For over three decades, activists have been calling for action on climate and environmental breakdown through conventional means. We have marched in demonstrations, written letters to our MPs, signed petitions, even carried out direct action against the organisations actively contributing to the crisis and targeting infrastructure such as power stations and oil rigs. Many people have sought to make a difference through individual changes, reducing their environmental impact through their transport choices, by insulating their homes and recycling.

Despite this, we are on a cliff-edge. David Attenborough says “If we don’t take action, the collapse of our civilisations and the extinction of much of the natural world is on the horizon.” Greta Thunberg says “the science doesn’t mainly speak of great opportunities to create the society we always wanted. It tells of unspoken human sufferings, which will get worse and worse the longer we delay action – unless we start to act now”.

While the environmental movement has done incredible, vital work over the past decades, Extinction Rebellion (XR) recognises that this is not enough to stop environmental catastrophe. Only government action to change the system we live in can save us – and new tactics are needed to force the government to sit up and listen. Polluters barely notice a power-station shut down, big infrastructure projects continue in spite of protesters physically impeding construction work, and the work of activists barely registers on the public consciousness.

Public disruption is impossible to ignore. Those caught up in it experience it and feel it. The initial response is often anger towards the protestors. Others see it in headlines and on social media. This is evident from the regular “swarming” roadblocks XR activists in Cambridge have been carrying out over the last few weeks. On 5th February, articles covering XR occupied the top two most-read slots on the Cambridge Independent website (see right). Note that the second story is in regard to a planned week-long roadblock. We have also had a flurry of media requests from the likes of Cambridge News, Cambridge Independent, BBC Radio Cambridge.

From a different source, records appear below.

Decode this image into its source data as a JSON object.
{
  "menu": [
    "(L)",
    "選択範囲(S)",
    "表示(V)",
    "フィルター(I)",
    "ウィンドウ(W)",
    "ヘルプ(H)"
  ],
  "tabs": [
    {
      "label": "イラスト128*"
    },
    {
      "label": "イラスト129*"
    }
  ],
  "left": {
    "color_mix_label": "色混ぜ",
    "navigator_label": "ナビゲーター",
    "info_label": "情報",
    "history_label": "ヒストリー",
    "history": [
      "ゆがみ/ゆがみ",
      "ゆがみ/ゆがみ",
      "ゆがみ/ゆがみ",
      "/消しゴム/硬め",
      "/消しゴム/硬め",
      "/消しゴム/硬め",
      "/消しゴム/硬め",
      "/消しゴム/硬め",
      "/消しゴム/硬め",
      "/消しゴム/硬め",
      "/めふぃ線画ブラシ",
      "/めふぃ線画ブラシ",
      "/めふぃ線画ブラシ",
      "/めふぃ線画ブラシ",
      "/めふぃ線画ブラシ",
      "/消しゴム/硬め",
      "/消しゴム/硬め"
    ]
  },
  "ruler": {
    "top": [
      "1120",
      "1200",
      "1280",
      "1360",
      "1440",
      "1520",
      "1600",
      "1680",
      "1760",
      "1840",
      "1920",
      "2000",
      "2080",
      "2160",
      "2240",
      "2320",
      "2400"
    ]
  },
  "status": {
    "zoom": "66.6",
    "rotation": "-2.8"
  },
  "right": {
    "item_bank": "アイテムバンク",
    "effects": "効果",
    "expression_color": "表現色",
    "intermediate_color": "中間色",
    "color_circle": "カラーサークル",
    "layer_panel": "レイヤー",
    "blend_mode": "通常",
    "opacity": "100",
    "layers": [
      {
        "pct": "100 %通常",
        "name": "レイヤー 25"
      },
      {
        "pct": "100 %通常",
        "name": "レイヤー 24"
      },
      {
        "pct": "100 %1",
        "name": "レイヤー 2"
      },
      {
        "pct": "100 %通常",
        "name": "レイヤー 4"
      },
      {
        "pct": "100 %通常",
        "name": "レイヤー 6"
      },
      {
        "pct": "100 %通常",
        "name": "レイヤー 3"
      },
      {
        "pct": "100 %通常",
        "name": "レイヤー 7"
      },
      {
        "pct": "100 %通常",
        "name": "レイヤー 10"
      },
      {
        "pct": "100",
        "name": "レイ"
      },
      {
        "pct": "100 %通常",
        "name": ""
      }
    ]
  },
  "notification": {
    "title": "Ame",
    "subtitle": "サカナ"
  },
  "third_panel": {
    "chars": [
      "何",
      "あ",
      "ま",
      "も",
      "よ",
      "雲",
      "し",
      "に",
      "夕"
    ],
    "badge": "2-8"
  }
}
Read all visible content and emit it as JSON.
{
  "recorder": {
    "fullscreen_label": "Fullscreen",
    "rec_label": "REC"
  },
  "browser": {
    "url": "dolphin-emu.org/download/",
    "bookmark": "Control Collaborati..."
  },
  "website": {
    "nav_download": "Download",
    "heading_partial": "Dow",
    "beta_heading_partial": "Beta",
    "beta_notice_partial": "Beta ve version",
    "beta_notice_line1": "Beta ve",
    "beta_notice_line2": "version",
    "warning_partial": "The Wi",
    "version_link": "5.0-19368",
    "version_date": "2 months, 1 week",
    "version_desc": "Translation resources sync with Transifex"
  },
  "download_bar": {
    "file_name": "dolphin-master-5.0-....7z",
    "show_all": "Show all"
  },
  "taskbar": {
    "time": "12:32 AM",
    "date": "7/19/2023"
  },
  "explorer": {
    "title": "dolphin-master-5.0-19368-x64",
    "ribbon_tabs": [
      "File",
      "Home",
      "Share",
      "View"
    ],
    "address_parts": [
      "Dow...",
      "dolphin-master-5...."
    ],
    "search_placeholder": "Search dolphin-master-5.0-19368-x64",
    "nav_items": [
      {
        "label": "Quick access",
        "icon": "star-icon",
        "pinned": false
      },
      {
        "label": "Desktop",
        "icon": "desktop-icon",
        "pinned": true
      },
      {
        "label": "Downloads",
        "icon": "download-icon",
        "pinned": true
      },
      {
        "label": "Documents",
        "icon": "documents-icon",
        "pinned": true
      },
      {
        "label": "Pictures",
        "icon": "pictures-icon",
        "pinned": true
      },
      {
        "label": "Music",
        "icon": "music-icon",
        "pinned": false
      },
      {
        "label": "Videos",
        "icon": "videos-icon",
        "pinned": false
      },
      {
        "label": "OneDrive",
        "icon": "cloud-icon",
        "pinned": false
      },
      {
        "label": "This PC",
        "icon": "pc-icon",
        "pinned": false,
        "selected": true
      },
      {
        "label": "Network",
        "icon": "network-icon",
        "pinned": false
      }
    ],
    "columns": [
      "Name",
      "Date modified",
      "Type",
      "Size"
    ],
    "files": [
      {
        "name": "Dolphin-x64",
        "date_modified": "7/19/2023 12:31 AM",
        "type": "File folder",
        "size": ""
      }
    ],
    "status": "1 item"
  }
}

Similarly, after some recent swarming actions we have seen a large increase in website traffic (see below). On Wednesday 22nd January, we received 2,251 site visits; by contrast, our highest number of daily visits in December 2019 was 52. Since we stepped up our disruptive action in Cambridge, our site visits frequently hit the mid-hundreds, usually coinciding with our actions. Here in Cambridge, this provides a platform for our more targeted disruption at institutions such as oil and gas company Schlumberger and allows us to expose the university’s and local institutions’ contribution to the climate emergency.

Similarly, think back to the April’s International Rebellion, which in the UK consisted of five major roadblocks in London, which lasted just under two weeks. This dominated headlines across the UK and transformed public opinion in regards to the climate and environmental emergency. While highly targeted actions have proved ineffective in getting the issue of climate breakdown high up the agenda, 71% of the British public now think climate change is a more pressing issue than Brexit, according to a ComRes poll. Google searches for “climate change” spiked enormously on April 15 when the XR protests began and search performance for this term remains strong (see below). At the same time, the government is at least pretending to take the issue seriously and the Labour Party placed the climate and environmental emergency at the centre of its manifesto in the 2019 General Election, including a net zero target of 2030. Whatever your politics, this would have been unthinkable a year earlier.

Public disruption seems to be having an effect and is producing tangible results in the right direction. Compare this with the October Rebellion, when disruption targeted around Westminster, which had little impact on the general public, drew little attention from the media until the police crackdown on protesters in the second week.

The aim of Extinction Rebellion is not to make everybody join us, or even to like us. Most of us don’t want to upset people and – just the same as anyone else – we would like to be liked. Greta Thunberg says “This is all wrong. I shouldn’t be up here. I should be back in school on the other side of the ocean, yet you all come to us young people for hope. How dare you?” We feel the same. We shouldn’t be standing in roads, risking arrest, jeopardising our jobs and our security. But the priority however is not being popular but applying sufficient pressure that politicians have no choice but to enact radical, rapid system change to limit global temperature rises to 1.5 degrees above pre-industrial levels. Under current policies, we are on track for 2.8 - 3.2 degrees of warming above pre-industrial levels. Pledges limit this to 2.5 - 2.8 degrees. We are falling off a cliff. The action we are taking is our last chance to avert the collapse of the biosphere and our human societies along with it.